Readers may disagree about whether the narrative reflects a counterfactual indictment or defense of Israeli history. On the one hand, much of the novel reads as a thinly veiled critique of present-day Israeli policy. For example, Judenstaat erects a “protective rampart” surrounding the country in the 1950s to protect it from Saxon infiltrators, just as the Israeli government erected a “security fence” to fend off Palestinian attackers. Judenstaat is further portrayed as an internationally isolated state with a powerful security apparatus (known as the “Stasi”) that has embraced nationalism over universalism. On the other hand, by portraying a European-based Jewish state in critical terms, the novel rejects present-day claims that Jews would be better off in Europe than in the Middle East. “Judenstaat” suggests that the creation of a Jewish state was bound to displace another group wherever it was established.
“Judenstaat” is cleverly plotted. The book imaginatively conveys its story not merely through prose, but also through found documents, descriptions of film clips and transcribed audio snippets. Zelitch is to be particularly commended for avoiding the interminable exposition that is the bane of so many works of alternate history.
At the same time, however, this important virtue of the novel is also its chief liability. Zelitch is overly parsimonious in establishing the plausibility of her novel’s core counterfactual premise. By neglecting to explain how, for instance, the Soviet Union is able to bring about the creation of a Jewish state in Saxony after 1945, she dilutes some of her tale’s believability. The same is true of her failure to explain why the “experiment” that England and the Zionist movement pursued in Palestine met with failure. Finally, some readers may question the likelihood of a Bundist-run state being founded by a secular German Jew in postwar Germany (Bundism having been largely an Eastern European phenomenon).
Had Zelitch wrestled more directly with these important issues, “Judenstaat” would be a stronger work of alternate history. Yet it remains an engrossing tale. Readers willing to suspend their disbelief about the origins of Zelitch’s alternate world will appreciate the provocative questions “Judenstaat” raises about the world of today.

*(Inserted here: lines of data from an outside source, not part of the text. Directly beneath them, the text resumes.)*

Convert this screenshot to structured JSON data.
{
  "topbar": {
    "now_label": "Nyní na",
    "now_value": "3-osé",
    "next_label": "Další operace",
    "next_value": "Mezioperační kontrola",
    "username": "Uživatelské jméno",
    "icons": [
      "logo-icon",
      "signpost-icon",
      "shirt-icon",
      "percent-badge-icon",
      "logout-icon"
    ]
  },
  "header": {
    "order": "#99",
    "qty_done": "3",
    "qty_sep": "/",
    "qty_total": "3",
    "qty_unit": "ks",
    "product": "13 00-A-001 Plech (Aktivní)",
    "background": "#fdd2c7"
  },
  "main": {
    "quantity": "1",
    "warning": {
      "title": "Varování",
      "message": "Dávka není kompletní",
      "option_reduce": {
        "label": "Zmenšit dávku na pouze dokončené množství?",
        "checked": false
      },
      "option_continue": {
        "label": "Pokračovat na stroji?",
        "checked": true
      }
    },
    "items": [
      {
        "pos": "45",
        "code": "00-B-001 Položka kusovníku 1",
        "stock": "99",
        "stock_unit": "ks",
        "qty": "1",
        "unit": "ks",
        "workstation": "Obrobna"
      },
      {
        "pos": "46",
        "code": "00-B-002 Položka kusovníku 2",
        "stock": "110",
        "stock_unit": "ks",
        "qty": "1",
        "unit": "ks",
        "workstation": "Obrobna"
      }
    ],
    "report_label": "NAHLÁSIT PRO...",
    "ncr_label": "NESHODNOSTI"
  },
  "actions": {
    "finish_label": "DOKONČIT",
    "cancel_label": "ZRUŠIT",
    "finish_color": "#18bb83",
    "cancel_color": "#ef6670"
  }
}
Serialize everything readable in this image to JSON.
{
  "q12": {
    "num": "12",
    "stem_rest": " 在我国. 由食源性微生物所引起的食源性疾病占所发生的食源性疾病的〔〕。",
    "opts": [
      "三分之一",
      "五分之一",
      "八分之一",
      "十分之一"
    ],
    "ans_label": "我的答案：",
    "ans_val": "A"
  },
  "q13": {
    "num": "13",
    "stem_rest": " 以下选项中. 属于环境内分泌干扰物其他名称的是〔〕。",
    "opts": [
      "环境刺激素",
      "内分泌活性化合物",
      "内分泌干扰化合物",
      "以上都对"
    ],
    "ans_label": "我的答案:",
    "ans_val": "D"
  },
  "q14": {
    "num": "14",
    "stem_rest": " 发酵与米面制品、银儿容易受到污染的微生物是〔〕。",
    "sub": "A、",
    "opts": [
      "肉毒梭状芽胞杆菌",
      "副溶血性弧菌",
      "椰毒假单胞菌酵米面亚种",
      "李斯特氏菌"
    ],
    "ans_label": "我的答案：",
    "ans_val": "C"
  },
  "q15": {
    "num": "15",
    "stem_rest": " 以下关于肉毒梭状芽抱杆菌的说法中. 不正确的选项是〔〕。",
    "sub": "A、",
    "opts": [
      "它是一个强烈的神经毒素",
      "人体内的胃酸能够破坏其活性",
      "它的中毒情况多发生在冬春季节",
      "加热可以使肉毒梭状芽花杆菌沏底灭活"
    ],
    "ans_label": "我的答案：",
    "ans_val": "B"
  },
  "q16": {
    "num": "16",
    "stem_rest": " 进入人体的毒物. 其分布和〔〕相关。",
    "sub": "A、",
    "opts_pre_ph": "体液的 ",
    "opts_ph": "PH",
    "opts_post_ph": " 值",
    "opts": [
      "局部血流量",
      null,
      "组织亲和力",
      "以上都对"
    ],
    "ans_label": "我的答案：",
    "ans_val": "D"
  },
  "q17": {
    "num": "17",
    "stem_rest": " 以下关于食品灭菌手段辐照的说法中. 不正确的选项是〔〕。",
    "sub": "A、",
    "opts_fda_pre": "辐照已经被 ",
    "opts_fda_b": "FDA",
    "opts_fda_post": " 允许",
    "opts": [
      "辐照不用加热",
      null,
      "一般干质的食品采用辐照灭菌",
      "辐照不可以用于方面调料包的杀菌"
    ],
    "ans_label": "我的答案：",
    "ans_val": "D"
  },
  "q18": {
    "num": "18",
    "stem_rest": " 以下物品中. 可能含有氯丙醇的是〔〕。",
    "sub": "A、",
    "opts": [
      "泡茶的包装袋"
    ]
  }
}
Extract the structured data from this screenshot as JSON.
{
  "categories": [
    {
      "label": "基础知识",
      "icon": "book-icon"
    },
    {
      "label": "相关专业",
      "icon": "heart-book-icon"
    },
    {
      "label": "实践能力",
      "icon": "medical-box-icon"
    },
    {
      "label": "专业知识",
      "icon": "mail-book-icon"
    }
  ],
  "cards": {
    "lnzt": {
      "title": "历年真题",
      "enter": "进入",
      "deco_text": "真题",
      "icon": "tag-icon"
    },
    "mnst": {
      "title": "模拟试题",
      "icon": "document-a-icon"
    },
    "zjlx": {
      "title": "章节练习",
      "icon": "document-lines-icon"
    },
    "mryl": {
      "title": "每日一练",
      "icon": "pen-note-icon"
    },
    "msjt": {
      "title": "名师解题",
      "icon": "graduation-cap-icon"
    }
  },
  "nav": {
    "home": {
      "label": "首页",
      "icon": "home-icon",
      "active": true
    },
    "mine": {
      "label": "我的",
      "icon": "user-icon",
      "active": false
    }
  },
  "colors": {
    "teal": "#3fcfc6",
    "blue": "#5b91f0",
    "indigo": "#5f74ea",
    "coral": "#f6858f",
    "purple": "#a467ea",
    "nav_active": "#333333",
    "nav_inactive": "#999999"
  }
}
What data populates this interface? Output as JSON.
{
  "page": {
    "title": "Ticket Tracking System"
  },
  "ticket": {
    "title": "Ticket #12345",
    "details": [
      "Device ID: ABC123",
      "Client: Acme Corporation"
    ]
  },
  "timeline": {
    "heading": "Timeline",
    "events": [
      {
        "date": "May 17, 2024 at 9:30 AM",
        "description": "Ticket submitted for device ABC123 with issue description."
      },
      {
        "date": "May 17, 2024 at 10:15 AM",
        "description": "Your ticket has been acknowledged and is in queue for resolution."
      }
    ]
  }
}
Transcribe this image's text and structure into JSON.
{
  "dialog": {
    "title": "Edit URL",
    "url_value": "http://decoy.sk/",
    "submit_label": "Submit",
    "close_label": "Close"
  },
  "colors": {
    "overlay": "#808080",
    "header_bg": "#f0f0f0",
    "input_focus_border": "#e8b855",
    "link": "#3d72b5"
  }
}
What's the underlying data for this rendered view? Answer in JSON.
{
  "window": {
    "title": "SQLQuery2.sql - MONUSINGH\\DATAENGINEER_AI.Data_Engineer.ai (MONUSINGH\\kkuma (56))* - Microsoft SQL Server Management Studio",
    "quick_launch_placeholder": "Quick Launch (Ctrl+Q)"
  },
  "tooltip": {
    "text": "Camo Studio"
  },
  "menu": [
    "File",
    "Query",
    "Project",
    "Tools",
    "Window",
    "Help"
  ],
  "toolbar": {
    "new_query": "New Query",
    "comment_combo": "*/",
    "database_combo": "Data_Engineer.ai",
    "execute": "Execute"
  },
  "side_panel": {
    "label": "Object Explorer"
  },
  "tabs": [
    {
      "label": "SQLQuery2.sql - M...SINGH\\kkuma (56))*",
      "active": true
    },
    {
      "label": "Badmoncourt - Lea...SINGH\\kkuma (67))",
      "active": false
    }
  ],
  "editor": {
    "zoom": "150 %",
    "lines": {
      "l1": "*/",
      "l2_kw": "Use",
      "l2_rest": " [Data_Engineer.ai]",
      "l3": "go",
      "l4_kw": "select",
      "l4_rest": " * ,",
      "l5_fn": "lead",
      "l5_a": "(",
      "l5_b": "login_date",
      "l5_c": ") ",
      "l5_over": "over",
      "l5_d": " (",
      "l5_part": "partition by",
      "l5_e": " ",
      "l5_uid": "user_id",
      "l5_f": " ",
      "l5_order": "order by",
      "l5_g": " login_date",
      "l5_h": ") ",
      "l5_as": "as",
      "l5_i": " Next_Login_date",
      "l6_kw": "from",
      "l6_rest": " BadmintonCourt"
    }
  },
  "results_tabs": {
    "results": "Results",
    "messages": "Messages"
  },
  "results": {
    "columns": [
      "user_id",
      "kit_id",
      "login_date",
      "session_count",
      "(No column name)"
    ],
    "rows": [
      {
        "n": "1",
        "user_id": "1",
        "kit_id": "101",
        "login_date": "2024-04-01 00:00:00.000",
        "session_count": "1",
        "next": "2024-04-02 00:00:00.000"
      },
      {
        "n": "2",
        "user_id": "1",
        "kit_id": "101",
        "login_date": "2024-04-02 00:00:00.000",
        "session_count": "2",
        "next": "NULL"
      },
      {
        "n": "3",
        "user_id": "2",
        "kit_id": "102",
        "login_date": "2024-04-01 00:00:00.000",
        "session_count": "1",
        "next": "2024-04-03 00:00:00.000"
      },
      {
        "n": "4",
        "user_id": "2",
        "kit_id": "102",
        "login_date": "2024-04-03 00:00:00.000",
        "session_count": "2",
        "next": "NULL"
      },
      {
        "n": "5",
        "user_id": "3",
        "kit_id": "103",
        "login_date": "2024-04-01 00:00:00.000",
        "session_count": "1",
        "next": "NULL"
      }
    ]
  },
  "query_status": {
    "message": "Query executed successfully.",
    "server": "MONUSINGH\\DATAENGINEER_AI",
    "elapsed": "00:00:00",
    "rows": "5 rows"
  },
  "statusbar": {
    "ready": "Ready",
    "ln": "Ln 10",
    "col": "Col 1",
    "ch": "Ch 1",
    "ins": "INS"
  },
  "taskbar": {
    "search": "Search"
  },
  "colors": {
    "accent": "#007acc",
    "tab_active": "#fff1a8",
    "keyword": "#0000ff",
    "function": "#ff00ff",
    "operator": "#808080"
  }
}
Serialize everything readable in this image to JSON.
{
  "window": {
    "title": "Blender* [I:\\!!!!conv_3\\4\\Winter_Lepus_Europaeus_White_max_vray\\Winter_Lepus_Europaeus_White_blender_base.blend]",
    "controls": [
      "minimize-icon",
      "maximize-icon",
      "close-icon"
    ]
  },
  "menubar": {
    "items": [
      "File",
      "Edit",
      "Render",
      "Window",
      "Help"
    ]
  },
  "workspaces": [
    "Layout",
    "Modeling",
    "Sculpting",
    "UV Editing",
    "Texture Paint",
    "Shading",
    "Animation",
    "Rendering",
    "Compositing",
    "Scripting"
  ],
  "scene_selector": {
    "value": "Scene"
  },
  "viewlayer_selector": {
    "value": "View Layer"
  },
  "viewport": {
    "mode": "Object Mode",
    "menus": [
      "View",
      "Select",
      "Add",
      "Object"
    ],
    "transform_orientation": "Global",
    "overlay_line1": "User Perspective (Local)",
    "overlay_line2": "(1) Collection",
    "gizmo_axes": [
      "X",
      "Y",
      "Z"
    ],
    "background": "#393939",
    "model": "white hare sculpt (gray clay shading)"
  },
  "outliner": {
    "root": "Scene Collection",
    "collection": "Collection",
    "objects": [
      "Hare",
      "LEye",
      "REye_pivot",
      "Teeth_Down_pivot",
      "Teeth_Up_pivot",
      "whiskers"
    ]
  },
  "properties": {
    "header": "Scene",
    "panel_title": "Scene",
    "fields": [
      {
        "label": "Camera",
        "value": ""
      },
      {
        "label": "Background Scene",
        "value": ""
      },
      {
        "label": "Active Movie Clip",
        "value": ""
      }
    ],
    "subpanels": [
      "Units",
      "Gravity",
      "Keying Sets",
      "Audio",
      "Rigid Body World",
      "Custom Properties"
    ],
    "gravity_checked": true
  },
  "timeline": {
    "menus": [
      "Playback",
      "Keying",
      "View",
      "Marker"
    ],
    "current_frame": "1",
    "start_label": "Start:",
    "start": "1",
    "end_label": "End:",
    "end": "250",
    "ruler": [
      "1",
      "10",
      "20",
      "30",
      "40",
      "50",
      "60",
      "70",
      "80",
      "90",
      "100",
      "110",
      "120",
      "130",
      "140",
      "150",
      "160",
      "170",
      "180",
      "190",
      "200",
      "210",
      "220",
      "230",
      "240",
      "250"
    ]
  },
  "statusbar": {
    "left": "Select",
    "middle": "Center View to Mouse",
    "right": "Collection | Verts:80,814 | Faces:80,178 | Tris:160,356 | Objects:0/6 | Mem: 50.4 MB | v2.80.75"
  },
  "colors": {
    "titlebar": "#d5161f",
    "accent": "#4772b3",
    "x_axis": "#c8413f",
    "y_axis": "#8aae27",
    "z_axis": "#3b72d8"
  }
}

Gavriel Rosenfeld’s new edited book, “What Ifs of Jewish History: From Abraham to Zionism,” will be published in September by Cambridge University Press.
After the Holocaust, A Jewish State in Saxony